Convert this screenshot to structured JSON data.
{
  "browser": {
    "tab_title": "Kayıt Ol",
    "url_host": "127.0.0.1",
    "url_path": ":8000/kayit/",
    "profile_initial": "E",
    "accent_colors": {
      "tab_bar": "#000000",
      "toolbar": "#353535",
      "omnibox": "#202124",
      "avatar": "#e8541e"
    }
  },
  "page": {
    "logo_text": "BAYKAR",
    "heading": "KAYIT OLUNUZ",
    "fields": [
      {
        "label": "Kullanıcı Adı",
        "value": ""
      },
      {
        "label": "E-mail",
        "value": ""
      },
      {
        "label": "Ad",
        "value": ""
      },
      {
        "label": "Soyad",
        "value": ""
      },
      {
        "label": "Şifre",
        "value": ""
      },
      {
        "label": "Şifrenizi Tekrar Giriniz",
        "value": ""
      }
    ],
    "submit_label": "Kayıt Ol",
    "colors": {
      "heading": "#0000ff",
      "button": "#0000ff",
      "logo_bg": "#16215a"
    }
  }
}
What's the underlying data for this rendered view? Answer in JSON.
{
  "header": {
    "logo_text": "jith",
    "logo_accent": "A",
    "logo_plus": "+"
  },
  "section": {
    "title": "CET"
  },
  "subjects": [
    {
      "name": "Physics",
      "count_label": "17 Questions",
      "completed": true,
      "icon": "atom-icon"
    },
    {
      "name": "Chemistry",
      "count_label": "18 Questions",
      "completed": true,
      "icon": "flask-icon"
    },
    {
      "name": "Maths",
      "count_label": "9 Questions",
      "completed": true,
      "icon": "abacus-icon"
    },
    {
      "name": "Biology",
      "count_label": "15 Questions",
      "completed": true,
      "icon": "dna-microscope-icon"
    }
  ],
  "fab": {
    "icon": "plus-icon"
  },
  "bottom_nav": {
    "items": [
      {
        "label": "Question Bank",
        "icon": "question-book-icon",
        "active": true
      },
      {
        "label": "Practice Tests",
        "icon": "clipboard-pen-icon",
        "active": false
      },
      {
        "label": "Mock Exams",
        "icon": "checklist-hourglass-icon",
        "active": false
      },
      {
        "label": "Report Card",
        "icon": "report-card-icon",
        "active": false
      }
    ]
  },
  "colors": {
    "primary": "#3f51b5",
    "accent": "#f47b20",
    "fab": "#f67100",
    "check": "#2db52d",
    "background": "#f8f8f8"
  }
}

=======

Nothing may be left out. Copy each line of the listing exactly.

- [Exercise output]:
Convert this screenshot to structured JSON data.
{
  "browser": {
    "tab_title": "Kayıt Ol",
    "url_host": "127.0.0.1",
    "url_path": ":8000/kayit/",
    "profile_initial": "E",
    "accent_colors": {
      "tab_bar": "#000000",
      "toolbar": "#353535",
      "omnibox": "#202124",
      "avatar": "#e8541e"
    }
  },
  "page": {
    "logo_text": "BAYKAR",
    "heading": "KAYIT OLUNUZ",
    "fields": [
      {
        "label": "Kullanıcı Adı",
        "value": ""
      },
      {
        "label": "E-mail",
        "value": ""
      },
      {
        "label": "Ad",
        "value": ""
      },
      {
        "label": "Soyad",
        "value": ""
      },
      {
        "label": "Şifre",
        "value": ""
      },
      {
        "label": "Şifrenizi Tekrar Giriniz",
        "value": ""
      }
    ],
    "submit_label": "Kayıt Ol",
    "colors": {
      "heading": "#0000ff",
      "button": "#0000ff",
      "logo_bg": "#16215a"
    }
  }
}
What's the underlying data for this rendered view? Answer in JSON.
{
  "header": {
    "logo_text": "jith",
    "logo_accent": "A",
    "logo_plus": "+"
  },
  "section": {
    "title": "CET"
  },
  "subjects": [
    {
      "name": "Physics",
      "count_label": "17 Questions",
      "completed": true,
      "icon": "atom-icon"
    },
    {
      "name": "Chemistry",
      "count_label": "18 Questions",
      "completed": true,
      "icon": "flask-icon"
    },
    {
      "name": "Maths",
      "count_label": "9 Questions",
      "completed": true,
      "icon": "abacus-icon"
    },
    {
      "name": "Biology",
      "count_label": "15 Questions",
      "completed": true,
      "icon": "dna-microscope-icon"
    }
  ],
  "fab": {
    "icon": "plus-icon"
  },
  "bottom_nav": {
    "items": [
      {
        "label": "Question Bank",
        "icon": "question-book-icon",
        "active": true
      },
      {
        "label": "Practice Tests",
        "icon": "clipboard-pen-icon",
        "active": false
      },
      {
        "label": "Mock Exams",
        "icon": "checklist-hourglass-icon",
        "active": false
      },
      {
        "label": "Report Card",
        "icon": "report-card-icon",
        "active": false
      }
    ]
  },
  "colors": {
    "primary": "#3f51b5",
    "accent": "#f47b20",
    "fab": "#f67100",
    "check": "#2db52d",
    "background": "#f8f8f8"
  }
}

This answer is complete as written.